*STORED DATA*.

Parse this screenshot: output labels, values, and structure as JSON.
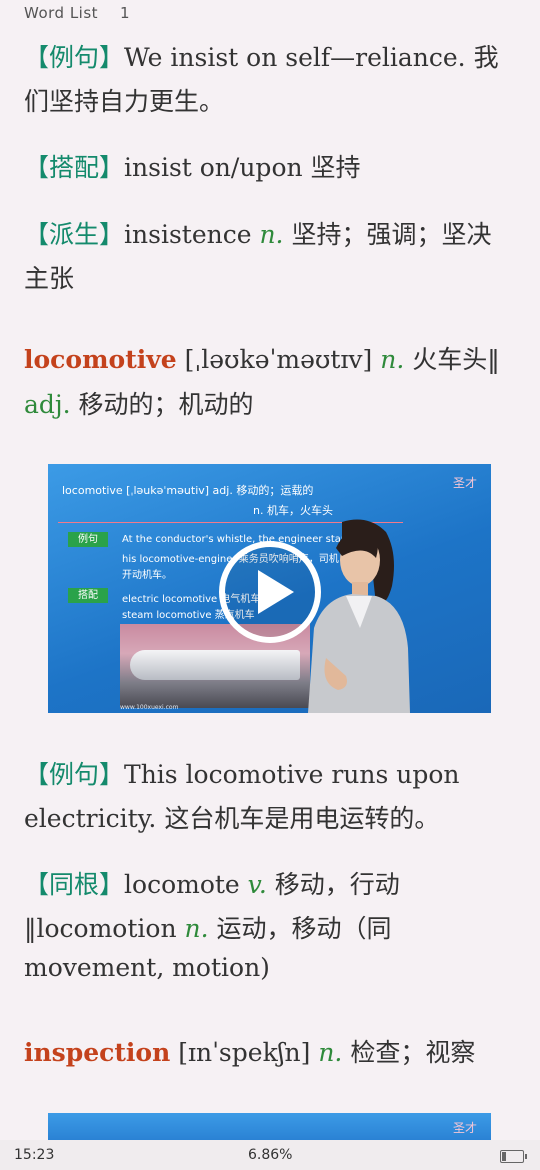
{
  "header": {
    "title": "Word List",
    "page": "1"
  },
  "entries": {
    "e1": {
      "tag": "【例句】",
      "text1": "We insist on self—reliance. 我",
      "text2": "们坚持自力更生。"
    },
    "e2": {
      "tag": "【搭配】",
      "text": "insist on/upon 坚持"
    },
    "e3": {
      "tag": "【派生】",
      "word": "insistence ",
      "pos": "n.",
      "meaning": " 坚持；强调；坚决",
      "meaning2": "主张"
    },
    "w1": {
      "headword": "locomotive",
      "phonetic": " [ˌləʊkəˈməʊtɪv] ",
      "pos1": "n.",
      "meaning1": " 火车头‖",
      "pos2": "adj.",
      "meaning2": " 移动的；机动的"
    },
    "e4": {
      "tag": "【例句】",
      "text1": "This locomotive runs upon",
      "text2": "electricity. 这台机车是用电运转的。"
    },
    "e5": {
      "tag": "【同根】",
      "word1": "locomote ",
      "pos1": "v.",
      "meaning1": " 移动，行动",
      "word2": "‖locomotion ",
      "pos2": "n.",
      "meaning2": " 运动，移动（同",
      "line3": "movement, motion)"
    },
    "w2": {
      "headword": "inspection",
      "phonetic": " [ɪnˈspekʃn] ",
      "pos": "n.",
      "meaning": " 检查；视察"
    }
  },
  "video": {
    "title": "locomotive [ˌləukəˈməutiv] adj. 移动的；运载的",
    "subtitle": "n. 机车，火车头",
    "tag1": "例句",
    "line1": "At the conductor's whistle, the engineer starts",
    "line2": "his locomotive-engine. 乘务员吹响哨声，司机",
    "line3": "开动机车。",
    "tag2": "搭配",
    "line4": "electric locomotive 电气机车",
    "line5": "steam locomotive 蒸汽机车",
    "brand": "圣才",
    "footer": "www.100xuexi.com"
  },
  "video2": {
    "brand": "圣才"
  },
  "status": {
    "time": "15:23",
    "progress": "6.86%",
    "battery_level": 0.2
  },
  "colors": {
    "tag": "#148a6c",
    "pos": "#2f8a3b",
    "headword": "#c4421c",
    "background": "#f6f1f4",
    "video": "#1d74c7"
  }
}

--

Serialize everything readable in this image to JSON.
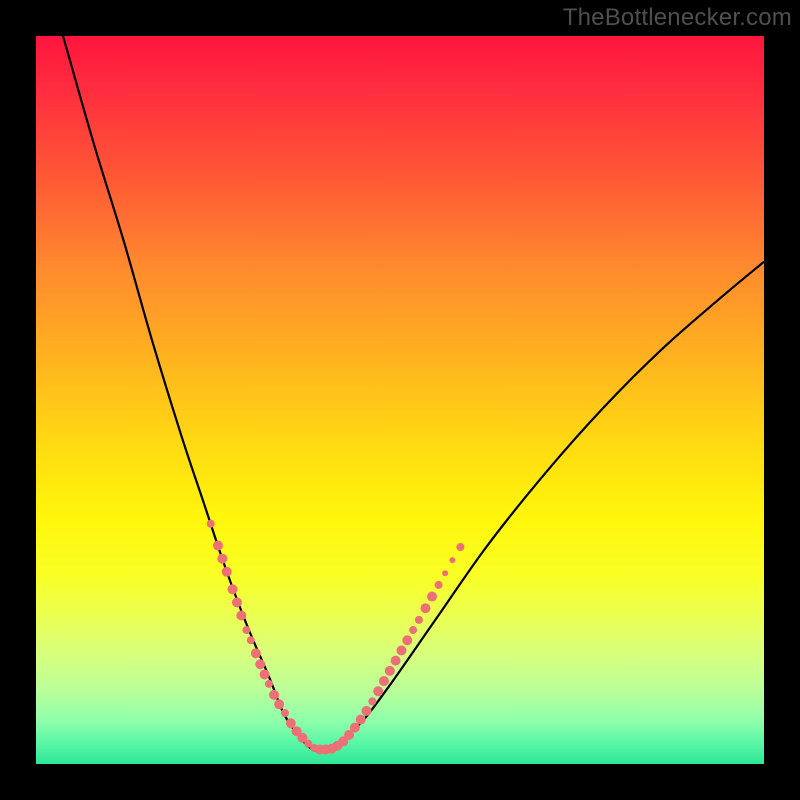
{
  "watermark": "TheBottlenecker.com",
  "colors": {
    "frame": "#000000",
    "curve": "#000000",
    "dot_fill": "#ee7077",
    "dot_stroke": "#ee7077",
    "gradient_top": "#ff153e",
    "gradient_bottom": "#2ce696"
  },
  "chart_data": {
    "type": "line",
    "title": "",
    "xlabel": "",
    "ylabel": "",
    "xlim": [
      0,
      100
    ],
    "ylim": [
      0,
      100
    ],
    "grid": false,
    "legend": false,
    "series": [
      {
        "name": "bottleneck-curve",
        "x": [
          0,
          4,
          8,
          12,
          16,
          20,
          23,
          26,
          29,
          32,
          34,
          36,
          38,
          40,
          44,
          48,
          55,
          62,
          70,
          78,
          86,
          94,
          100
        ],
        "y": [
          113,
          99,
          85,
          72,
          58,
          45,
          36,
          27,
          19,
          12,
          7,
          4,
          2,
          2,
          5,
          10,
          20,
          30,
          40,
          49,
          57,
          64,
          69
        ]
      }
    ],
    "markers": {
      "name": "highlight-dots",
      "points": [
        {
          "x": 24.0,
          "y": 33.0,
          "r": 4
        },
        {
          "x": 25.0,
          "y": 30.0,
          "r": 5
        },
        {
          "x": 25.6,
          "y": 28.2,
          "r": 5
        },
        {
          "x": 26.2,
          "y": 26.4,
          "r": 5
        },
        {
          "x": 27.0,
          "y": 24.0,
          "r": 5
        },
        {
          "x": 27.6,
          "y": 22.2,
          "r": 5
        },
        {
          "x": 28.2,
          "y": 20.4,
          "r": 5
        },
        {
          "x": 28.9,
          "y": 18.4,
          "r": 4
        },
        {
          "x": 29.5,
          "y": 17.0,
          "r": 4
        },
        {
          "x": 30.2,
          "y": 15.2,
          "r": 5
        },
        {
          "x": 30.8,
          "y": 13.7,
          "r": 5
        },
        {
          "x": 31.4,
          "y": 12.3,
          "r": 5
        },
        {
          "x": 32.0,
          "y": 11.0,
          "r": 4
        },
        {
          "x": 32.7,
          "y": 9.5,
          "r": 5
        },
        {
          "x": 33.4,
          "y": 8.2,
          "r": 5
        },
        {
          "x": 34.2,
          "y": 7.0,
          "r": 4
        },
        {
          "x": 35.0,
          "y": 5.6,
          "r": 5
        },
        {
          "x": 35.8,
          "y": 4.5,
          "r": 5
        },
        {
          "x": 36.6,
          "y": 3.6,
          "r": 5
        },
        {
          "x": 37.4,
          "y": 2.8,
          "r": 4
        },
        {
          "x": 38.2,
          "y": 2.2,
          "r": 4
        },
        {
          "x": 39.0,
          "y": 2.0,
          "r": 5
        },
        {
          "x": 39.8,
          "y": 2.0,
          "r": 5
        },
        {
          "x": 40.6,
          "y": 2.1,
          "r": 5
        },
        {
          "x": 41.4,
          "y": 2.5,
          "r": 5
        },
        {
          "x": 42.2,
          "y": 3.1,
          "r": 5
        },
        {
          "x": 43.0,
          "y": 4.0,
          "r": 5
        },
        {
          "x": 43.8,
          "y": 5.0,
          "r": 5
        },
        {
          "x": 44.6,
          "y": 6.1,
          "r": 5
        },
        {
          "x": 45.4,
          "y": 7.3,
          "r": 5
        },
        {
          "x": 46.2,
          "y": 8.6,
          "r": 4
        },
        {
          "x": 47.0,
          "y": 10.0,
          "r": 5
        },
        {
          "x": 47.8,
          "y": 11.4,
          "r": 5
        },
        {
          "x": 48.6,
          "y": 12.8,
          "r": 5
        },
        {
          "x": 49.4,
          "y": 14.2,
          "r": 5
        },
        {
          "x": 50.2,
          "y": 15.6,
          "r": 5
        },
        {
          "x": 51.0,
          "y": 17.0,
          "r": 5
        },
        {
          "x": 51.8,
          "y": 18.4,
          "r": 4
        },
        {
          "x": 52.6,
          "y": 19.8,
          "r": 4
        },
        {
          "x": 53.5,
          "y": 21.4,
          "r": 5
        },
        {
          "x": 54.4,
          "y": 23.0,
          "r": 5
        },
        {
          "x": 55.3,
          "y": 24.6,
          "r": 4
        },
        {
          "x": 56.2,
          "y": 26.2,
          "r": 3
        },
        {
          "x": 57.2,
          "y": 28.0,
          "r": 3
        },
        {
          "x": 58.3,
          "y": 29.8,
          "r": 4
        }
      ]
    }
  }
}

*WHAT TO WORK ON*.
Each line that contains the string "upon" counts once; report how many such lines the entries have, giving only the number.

*REPLY*.
2